◆ To do ◆
An identical copy of all records below is to be written out.

Excerpted records section start

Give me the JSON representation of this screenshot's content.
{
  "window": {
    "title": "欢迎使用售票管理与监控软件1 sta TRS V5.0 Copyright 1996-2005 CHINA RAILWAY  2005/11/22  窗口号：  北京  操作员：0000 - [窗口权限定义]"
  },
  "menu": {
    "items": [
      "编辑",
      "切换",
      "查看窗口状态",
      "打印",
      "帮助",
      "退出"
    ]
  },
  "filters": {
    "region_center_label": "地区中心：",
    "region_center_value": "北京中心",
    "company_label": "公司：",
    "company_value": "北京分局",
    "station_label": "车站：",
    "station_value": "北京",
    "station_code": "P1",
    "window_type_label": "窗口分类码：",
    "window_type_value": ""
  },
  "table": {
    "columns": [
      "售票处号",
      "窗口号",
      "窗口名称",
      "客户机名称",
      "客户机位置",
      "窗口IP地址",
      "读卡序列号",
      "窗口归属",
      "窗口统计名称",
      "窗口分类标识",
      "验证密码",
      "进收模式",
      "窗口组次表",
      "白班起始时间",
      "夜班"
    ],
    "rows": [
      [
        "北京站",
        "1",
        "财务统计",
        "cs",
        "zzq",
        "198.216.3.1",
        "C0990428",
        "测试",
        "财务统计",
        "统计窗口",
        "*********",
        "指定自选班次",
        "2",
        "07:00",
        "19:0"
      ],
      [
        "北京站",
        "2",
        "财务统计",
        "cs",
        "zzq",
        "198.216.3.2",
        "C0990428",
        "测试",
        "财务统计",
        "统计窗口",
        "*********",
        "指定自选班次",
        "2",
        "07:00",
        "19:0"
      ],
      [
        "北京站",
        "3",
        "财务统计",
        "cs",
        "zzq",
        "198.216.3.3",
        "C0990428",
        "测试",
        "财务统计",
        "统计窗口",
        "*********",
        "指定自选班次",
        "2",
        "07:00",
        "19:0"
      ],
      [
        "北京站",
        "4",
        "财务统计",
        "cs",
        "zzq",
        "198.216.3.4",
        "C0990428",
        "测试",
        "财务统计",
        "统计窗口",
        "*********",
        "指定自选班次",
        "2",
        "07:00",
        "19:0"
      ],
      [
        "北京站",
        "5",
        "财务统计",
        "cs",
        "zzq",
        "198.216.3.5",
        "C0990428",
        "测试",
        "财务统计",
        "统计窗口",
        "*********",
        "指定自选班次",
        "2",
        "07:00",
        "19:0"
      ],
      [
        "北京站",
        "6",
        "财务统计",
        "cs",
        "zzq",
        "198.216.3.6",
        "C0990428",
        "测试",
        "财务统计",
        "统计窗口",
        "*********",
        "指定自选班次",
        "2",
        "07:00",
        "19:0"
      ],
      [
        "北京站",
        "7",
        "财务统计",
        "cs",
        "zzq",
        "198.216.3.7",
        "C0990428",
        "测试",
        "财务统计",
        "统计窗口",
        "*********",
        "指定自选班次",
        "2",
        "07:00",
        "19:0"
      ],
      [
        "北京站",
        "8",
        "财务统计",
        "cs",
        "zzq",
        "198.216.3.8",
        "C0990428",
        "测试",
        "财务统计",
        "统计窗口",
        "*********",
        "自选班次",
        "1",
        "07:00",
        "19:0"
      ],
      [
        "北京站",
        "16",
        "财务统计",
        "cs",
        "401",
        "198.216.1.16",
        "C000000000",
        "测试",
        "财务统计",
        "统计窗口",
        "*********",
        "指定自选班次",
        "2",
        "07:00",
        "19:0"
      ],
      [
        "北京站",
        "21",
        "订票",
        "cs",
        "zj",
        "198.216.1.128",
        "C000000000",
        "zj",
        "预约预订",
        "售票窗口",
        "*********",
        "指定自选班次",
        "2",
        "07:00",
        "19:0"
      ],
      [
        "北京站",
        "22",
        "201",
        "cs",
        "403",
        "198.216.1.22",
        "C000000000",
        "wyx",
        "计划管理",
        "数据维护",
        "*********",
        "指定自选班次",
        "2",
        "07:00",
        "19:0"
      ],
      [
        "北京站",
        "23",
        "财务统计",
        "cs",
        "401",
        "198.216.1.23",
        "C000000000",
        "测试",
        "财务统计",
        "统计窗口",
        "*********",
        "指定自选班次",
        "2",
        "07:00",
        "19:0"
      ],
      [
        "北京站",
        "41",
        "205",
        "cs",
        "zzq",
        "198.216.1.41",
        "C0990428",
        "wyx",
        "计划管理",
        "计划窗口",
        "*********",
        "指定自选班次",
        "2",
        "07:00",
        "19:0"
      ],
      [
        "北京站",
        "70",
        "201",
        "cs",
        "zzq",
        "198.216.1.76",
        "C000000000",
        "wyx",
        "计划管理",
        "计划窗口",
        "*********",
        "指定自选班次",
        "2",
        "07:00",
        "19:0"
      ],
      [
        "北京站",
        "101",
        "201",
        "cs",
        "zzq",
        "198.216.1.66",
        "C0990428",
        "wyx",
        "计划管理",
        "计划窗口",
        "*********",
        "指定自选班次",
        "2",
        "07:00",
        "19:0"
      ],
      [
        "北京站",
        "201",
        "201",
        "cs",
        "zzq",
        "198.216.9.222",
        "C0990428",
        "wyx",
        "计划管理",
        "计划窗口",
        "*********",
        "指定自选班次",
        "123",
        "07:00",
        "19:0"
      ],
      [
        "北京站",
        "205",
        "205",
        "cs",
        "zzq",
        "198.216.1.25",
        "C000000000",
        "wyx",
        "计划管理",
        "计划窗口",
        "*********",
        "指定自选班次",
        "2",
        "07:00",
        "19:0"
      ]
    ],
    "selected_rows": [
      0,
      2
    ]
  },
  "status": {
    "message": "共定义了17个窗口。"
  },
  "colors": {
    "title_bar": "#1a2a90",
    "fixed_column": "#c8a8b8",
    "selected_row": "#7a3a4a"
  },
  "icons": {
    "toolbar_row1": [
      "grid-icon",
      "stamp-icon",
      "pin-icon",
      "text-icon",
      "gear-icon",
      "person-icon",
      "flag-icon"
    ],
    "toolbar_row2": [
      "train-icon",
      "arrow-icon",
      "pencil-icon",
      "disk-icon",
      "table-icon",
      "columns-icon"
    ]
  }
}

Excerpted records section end

◆ Task answer ◆
Give me the JSON representation of this screenshot's content.
{
  "window": {
    "title": "欢迎使用售票管理与监控软件1 sta TRS V5.0 Copyright 1996-2005 CHINA RAILWAY  2005/11/22  窗口号：  北京  操作员：0000 - [窗口权限定义]"
  },
  "menu": {
    "items": [
      "编辑",
      "切换",
      "查看窗口状态",
      "打印",
      "帮助",
      "退出"
    ]
  },
  "filters": {
    "region_center_label": "地区中心：",
    "region_center_value": "北京中心",
    "company_label": "公司：",
    "company_value": "北京分局",
    "station_label": "车站：",
    "station_value": "北京",
    "station_code": "P1",
    "window_type_label": "窗口分类码：",
    "window_type_value": ""
  },
  "table": {
    "columns": [
      "售票处号",
      "窗口号",
      "窗口名称",
      "客户机名称",
      "客户机位置",
      "窗口IP地址",
      "读卡序列号",
      "窗口归属",
      "窗口统计名称",
      "窗口分类标识",
      "验证密码",
      "进收模式",
      "窗口组次表",
      "白班起始时间",
      "夜班"
    ],
    "rows": [
      [
        "北京站",
        "1",
        "财务统计",
        "cs",
        "zzq",
        "198.216.3.1",
        "C0990428",
        "测试",
        "财务统计",
        "统计窗口",
        "*********",
        "指定自选班次",
        "2",
        "07:00",
        "19:0"
      ],
      [
        "北京站",
        "2",
        "财务统计",
        "cs",
        "zzq",
        "198.216.3.2",
        "C0990428",
        "测试",
        "财务统计",
        "统计窗口",
        "*********",
        "指定自选班次",
        "2",
        "07:00",
        "19:0"
      ],
      [
        "北京站",
        "3",
        "财务统计",
        "cs",
        "zzq",
        "198.216.3.3",
        "C0990428",
        "测试",
        "财务统计",
        "统计窗口",
        "*********",
        "指定自选班次",
        "2",
        "07:00",
        "19:0"
      ],
      [
        "北京站",
        "4",
        "财务统计",
        "cs",
        "zzq",
        "198.216.3.4",
        "C0990428",
        "测试",
        "财务统计",
        "统计窗口",
        "*********",
        "指定自选班次",
        "2",
        "07:00",
        "19:0"
      ],
      [
        "北京站",
        "5",
        "财务统计",
        "cs",
        "zzq",
        "198.216.3.5",
        "C0990428",
        "测试",
        "财务统计",
        "统计窗口",
        "*********",
        "指定自选班次",
        "2",
        "07:00",
        "19:0"
      ],
      [
        "北京站",
        "6",
        "财务统计",
        "cs",
        "zzq",
        "198.216.3.6",
        "C0990428",
        "测试",
        "财务统计",
        "统计窗口",
        "*********",
        "指定自选班次",
        "2",
        "07:00",
        "19:0"
      ],
      [
        "北京站",
        "7",
        "财务统计",
        "cs",
        "zzq",
        "198.216.3.7",
        "C0990428",
        "测试",
        "财务统计",
        "统计窗口",
        "*********",
        "指定自选班次",
        "2",
        "07:00",
        "19:0"
      ],
      [
        "北京站",
        "8",
        "财务统计",
        "cs",
        "zzq",
        "198.216.3.8",
        "C0990428",
        "测试",
        "财务统计",
        "统计窗口",
        "*********",
        "自选班次",
        "1",
        "07:00",
        "19:0"
      ],
      [
        "北京站",
        "16",
        "财务统计",
        "cs",
        "401",
        "198.216.1.16",
        "C000000000",
        "测试",
        "财务统计",
        "统计窗口",
        "*********",
        "指定自选班次",
        "2",
        "07:00",
        "19:0"
      ],
      [
        "北京站",
        "21",
        "订票",
        "cs",
        "zj",
        "198.216.1.128",
        "C000000000",
        "zj",
        "预约预订",
        "售票窗口",
        "*********",
        "指定自选班次",
        "2",
        "07:00",
        "19:0"
      ],
      [
        "北京站",
        "22",
        "201",
        "cs",
        "403",
        "198.216.1.22",
        "C000000000",
        "wyx",
        "计划管理",
        "数据维护",
        "*********",
        "指定自选班次",
        "2",
        "07:00",
        "19:0"
      ],
      [
        "北京站",
        "23",
        "财务统计",
        "cs",
        "401",
        "198.216.1.23",
        "C000000000",
        "测试",
        "财务统计",
        "统计窗口",
        "*********",
        "指定自选班次",
        "2",
        "07:00",
        "19:0"
      ],
      [
        "北京站",
        "41",
        "205",
        "cs",
        "zzq",
        "198.216.1.41",
        "C0990428",
        "wyx",
        "计划管理",
        "计划窗口",
        "*********",
        "指定自选班次",
        "2",
        "07:00",
        "19:0"
      ],
      [
        "北京站",
        "70",
        "201",
        "cs",
        "zzq",
        "198.216.1.76",
        "C000000000",
        "wyx",
        "计划管理",
        "计划窗口",
        "*********",
        "指定自选班次",
        "2",
        "07:00",
        "19:0"
      ],
      [
        "北京站",
        "101",
        "201",
        "cs",
        "zzq",
        "198.216.1.66",
        "C0990428",
        "wyx",
        "计划管理",
        "计划窗口",
        "*********",
        "指定自选班次",
        "2",
        "07:00",
        "19:0"
      ],
      [
        "北京站",
        "201",
        "201",
        "cs",
        "zzq",
        "198.216.9.222",
        "C0990428",
        "wyx",
        "计划管理",
        "计划窗口",
        "*********",
        "指定自选班次",
        "123",
        "07:00",
        "19:0"
      ],
      [
        "北京站",
        "205",
        "205",
        "cs",
        "zzq",
        "198.216.1.25",
        "C000000000",
        "wyx",
        "计划管理",
        "计划窗口",
        "*********",
        "指定自选班次",
        "2",
        "07:00",
        "19:0"
      ]
    ],
    "selected_rows": [
      0,
      2
    ]
  },
  "status": {
    "message": "共定义了17个窗口。"
  },
  "colors": {
    "title_bar": "#1a2a90",
    "fixed_column": "#c8a8b8",
    "selected_row": "#7a3a4a"
  },
  "icons": {
    "toolbar_row1": [
      "grid-icon",
      "stamp-icon",
      "pin-icon",
      "text-icon",
      "gear-icon",
      "person-icon",
      "flag-icon"
    ],
    "toolbar_row2": [
      "train-icon",
      "arrow-icon",
      "pencil-icon",
      "disk-icon",
      "table-icon",
      "columns-icon"
    ]
  }
}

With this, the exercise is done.